Egyptian authorities struggle to secure funding to repair UNESCO-listed monuments in capital’s Islamic quarter
The capital’s Islamic quarter, a UNESCO World Heritage Site since 1979 often referred to as historic Cairo, boasts some 600 listed monuments. But the task to patch up decades of dilapidation is immense, and Egyptian authorities are struggling to come up with the cash after unrest and jihadist attacks have driven away tourists and slashed crucial income.
Islamic Cairo is packed with ornate monuments, mosques and mausoleums, and its narrow streets are punctuated with trinket shops, cafés and traditional old homes—an urban fabric layered in centuries of history.
For Luis Monreal, head of the Aga Khan Trust for Culture, refurbishing the area is a never-ending project. “It’s like painting an aircraft carrier: when you finish one side, you have to start over again on the other,” he said.
Part of the Aga Khan Foundation, his outfit has been working on restoration projects in the area since the early 2000s. In the immediate aftermath of Mubarak’s 2011 fall, many of the area’s squat traditional buildings were torn down and replaced with structures of six to eight floors.
Meanwhile, rampant theft saw centuries-old objects disappear from mosques.
And even if looting and illegal construction have since decreased, according to authorities, the historic heart of Egypt’s teeming capital of 20 million is still choked with pollution, its streets cluttered with rubbish.
UNESCO has warned several times in recent years of increasing degradation in historic Cairo, raising the alarm as it has for many other heritage cities across the globe. In 2017, its World Heritage Committee urged Egyptian authorities “to take all needed measures to halt the rapid deterioration” of sites across the quarter.
In an October visit to monitor new restoration work, Antiquities Minister Khaled el-Enany highlighted budget issues as one of the central challenges facing the district. “It’s always said that Islamic antiquities are in bad condition.
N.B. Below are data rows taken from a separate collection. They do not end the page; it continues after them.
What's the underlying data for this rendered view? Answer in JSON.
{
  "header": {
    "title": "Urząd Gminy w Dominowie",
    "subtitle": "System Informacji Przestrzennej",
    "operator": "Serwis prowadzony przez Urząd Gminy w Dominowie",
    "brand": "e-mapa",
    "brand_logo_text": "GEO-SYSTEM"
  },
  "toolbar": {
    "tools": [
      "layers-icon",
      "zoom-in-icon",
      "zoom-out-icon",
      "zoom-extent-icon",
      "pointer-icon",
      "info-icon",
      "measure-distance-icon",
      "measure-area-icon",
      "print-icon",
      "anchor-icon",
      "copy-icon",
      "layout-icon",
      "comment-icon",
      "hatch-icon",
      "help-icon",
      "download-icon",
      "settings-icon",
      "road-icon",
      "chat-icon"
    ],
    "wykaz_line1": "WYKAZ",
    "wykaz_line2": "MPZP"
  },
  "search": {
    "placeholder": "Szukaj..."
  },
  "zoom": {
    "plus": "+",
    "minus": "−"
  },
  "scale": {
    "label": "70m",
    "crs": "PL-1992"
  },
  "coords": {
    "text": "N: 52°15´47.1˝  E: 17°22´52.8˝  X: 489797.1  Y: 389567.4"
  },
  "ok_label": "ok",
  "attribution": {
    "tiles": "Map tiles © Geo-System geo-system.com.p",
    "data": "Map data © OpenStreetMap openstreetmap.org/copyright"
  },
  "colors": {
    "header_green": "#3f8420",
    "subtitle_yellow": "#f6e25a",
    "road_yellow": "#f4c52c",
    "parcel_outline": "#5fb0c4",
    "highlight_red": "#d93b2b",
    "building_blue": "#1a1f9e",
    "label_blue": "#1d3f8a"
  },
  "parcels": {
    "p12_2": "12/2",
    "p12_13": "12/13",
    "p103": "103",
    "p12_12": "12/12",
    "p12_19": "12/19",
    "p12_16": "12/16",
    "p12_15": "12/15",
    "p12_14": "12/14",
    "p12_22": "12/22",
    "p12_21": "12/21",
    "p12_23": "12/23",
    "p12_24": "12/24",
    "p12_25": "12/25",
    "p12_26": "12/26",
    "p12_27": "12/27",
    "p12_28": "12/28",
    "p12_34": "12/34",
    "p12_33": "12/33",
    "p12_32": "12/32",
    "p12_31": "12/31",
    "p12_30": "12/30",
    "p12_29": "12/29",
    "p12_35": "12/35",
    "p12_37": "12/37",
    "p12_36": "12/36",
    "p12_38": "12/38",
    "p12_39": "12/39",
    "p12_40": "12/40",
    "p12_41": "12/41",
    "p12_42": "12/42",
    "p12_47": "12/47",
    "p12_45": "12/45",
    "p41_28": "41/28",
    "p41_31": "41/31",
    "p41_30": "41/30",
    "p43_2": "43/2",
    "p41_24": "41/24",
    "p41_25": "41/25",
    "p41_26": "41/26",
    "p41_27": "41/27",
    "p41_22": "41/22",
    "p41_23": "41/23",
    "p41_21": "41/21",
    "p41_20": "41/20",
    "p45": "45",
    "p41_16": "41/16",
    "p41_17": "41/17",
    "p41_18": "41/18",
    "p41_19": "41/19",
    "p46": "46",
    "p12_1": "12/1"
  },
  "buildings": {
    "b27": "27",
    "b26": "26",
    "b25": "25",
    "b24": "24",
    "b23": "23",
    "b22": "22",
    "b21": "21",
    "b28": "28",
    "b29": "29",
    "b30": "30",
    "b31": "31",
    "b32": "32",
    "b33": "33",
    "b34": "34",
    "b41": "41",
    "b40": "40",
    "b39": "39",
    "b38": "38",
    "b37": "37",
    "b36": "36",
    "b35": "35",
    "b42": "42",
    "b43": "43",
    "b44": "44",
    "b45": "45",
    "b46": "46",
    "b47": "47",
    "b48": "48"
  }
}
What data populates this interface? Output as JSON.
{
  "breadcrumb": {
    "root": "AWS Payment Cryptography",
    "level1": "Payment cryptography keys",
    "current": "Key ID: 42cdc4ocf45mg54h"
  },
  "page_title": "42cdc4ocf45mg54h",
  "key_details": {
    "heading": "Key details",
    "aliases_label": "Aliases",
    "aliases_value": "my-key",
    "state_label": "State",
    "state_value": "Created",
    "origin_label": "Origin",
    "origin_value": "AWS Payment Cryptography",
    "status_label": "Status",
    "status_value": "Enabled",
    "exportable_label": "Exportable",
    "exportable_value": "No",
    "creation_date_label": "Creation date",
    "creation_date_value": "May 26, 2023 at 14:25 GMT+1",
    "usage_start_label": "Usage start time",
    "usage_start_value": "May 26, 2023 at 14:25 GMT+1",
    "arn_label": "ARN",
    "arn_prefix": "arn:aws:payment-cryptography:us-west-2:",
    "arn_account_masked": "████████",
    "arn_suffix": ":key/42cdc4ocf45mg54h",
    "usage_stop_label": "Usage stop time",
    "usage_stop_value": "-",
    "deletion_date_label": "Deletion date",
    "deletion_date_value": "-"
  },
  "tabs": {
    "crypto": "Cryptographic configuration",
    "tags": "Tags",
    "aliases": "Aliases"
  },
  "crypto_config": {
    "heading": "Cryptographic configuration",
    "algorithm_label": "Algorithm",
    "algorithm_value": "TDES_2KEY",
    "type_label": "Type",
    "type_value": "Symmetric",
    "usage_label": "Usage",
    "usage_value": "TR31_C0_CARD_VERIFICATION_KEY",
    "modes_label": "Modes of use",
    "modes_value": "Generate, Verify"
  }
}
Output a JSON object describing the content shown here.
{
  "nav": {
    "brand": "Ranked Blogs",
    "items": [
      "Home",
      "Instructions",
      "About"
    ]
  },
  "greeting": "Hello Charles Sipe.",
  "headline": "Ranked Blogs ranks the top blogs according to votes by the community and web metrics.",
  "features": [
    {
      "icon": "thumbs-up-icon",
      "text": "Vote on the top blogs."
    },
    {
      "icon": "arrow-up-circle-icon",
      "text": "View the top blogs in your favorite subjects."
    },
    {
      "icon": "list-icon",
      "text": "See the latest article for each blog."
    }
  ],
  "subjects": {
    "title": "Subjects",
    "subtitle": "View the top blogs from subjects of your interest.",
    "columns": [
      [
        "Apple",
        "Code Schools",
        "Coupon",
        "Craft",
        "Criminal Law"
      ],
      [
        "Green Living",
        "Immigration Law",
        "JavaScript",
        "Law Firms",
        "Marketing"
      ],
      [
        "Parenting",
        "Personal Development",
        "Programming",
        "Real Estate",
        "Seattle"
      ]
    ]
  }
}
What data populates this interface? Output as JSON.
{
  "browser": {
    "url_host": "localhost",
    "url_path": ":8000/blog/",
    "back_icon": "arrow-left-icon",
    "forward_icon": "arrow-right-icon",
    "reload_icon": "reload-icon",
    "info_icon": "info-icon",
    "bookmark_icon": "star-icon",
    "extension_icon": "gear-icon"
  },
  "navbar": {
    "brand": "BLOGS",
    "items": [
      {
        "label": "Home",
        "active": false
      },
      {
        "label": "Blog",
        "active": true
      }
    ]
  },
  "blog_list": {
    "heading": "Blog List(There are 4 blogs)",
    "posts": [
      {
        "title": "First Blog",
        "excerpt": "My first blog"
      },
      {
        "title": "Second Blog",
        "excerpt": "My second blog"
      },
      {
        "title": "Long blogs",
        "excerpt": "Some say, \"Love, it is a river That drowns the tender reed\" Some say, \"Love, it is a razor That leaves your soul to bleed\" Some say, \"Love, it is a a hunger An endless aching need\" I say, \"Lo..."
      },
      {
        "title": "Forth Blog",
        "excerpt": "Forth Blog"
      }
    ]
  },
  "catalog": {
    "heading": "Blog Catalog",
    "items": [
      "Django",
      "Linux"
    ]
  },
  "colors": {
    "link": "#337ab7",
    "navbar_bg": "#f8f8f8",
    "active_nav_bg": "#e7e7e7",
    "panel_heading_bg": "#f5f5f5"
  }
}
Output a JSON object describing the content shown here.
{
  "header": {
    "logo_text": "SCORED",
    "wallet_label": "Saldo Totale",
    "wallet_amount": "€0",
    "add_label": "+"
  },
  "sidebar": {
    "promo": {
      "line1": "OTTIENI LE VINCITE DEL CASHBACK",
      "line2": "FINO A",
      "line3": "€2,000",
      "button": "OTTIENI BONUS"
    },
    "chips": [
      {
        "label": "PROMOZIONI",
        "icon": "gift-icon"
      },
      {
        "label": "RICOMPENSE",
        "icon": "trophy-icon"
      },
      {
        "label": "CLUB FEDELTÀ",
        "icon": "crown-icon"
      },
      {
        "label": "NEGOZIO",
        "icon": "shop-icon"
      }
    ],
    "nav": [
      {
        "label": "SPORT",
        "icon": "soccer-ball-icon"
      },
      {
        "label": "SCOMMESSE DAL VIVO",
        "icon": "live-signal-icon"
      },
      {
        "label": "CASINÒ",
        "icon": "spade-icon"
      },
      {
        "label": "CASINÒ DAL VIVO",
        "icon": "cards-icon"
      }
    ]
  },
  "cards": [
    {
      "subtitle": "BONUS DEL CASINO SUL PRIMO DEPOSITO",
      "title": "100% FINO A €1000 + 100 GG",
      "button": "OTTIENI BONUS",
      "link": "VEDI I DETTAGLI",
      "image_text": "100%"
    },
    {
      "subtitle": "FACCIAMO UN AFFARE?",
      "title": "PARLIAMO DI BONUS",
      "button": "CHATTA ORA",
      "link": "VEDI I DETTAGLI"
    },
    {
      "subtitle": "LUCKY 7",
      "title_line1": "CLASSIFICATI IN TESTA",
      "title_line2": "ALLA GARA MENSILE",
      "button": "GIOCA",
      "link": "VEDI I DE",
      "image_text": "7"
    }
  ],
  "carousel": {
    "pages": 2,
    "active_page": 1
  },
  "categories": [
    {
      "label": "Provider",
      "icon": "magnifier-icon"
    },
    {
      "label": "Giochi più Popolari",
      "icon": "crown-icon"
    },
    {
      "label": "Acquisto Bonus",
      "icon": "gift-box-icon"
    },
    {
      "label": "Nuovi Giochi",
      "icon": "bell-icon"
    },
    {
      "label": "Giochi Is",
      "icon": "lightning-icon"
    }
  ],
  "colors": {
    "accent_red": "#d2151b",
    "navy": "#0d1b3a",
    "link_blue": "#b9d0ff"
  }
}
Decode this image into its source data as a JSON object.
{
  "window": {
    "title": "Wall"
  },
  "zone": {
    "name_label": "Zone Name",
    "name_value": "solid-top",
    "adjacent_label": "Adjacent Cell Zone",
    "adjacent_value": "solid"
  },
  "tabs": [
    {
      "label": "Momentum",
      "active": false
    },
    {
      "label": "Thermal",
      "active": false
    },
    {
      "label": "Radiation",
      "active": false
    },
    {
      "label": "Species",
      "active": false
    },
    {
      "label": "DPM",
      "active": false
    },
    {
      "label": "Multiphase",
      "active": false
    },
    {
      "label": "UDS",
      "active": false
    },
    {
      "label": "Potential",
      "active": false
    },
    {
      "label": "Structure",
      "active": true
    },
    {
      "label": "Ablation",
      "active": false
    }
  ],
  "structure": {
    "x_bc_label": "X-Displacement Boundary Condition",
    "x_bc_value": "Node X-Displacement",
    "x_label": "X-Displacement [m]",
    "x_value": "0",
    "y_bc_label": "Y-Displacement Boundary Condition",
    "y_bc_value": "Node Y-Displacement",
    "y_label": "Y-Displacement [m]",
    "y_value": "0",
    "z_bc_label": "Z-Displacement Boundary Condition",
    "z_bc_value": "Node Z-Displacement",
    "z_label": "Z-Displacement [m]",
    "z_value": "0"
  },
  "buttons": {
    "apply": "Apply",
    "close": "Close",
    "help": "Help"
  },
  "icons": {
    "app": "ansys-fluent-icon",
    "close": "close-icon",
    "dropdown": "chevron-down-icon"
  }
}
It’s a fact,” he said, adding that failing sewers and monuments in residential areas had also created issues.